### WORK REQUIRED
Extract from the listing each line in which the word "thumbs" appears.

### SUPPLIED RECORDS
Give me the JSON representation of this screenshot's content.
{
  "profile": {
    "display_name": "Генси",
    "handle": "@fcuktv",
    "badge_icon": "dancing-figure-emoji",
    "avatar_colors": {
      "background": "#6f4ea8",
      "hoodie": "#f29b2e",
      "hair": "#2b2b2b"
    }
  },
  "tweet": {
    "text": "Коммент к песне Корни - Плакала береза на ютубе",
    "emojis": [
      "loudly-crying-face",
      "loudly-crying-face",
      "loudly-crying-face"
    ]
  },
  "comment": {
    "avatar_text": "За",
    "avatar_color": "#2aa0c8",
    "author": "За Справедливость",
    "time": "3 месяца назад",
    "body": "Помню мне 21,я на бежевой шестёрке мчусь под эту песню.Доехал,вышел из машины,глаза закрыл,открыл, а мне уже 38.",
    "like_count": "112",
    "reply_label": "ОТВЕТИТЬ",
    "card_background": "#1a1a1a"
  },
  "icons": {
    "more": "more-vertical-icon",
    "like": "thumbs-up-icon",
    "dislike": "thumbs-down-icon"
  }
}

### EXERCISE RESPONSE
    "like": "thumbs-up-icon",
    "dislike": "thumbs-down-icon"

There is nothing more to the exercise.